Do you know what fish is the most venomous of them all? It is the Stonefish. This one is photographed from a distance with the zoom. Synanceia verrucosa is a fish species known as the reef stonefish (or simply stonefish). It is a carnivorous ray-finned fish with venomous spines.
One of my favorites… finally got this close to them. The Masked (Blue-Cheeked) Butterflyfish. So gorgeous! Chaetodon semilarvatus is found in the Red Sea and the Gulf of Aden, at depths of between 3 and 20 m.
When I saw this one, I laughed. It it my first capture of the Slingjaw Wrasse, which sure looks funny while eating 🙂 Epibulus insidiator is a species of wrasse native to the tropical waters of the Indo-Pacific from the Red Sea and the African coast to Hawaii.
After 16 months it was fantastic to dive into the Red Sea again.
Below two photos of the Sailfin Tang. The fish is one of my favorites.
Threadfin Butterflyfish is a bit shy. So it is not easy to get a good capture of it. This time I got one. 🙂
The Clownfish / Anemonefish is always a delight to the eye. This one was only 5 cm …so I used the camera’s macro zoom fully.
To go underwater in the Red Sea takes you to a whole new world, a beautiful and fascinating world.
You can see hundreds of Lyretail Anthias, Scalefin Anthias, and Half-And-Half Cromis.
Once I met a BigEye Emperor and was truly surprised by the size of this fish, which is rarely seen at Port Ghalib, Egypt.
It swam slowly past me and disappeared into the deep blue sea.
The Bluespine Unicornfish, a juvenile this time, is so cute and neat.

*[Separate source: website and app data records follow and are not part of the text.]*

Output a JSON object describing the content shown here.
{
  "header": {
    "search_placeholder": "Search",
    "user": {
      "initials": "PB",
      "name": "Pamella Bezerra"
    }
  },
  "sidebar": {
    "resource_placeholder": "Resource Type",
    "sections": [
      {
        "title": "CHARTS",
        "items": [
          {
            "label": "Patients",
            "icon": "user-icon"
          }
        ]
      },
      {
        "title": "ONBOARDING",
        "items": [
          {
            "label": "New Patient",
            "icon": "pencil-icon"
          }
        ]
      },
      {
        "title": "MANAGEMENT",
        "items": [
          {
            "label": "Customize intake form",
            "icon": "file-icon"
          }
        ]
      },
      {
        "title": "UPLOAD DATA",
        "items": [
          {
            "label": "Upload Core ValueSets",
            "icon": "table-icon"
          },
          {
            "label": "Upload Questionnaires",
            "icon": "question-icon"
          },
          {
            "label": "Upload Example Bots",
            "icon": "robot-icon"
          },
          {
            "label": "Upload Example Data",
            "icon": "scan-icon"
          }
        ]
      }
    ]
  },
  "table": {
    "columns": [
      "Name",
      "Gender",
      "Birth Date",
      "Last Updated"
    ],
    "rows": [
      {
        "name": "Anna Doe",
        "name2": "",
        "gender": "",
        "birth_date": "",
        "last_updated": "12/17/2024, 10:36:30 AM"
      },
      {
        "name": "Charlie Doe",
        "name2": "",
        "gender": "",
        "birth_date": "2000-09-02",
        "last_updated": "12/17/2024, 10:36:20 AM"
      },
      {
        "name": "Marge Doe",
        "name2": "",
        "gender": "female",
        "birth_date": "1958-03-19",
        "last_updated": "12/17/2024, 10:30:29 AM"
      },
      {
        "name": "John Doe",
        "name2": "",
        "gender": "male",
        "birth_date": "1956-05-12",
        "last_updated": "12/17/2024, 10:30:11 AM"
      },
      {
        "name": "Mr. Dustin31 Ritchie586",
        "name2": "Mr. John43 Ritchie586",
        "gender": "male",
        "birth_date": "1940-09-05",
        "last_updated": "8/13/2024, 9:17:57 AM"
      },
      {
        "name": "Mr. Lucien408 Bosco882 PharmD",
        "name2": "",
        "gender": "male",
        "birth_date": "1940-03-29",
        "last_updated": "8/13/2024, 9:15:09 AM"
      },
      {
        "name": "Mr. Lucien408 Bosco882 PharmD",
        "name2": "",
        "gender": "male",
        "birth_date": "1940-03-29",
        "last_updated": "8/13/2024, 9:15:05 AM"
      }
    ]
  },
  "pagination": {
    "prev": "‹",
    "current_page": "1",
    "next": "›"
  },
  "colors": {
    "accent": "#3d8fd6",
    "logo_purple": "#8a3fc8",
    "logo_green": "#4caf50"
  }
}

The spines are barely seen as small blue dots.
Chevron Butterflyfish likes to swim together. Here are two of them, and seems like they are dancing the same choreography. They seem to like the Raspberry Coral.
Lyretail Anthiascan sometimes surprise the photographer with its glowing oragne color. Do you see the yellow Sulfur Damselfish. It is on the right and is quite small.
If you are interested to buy a photo as an art print, as a canvas print or a decorative pillow, click here. There are many sizes and products to choose from.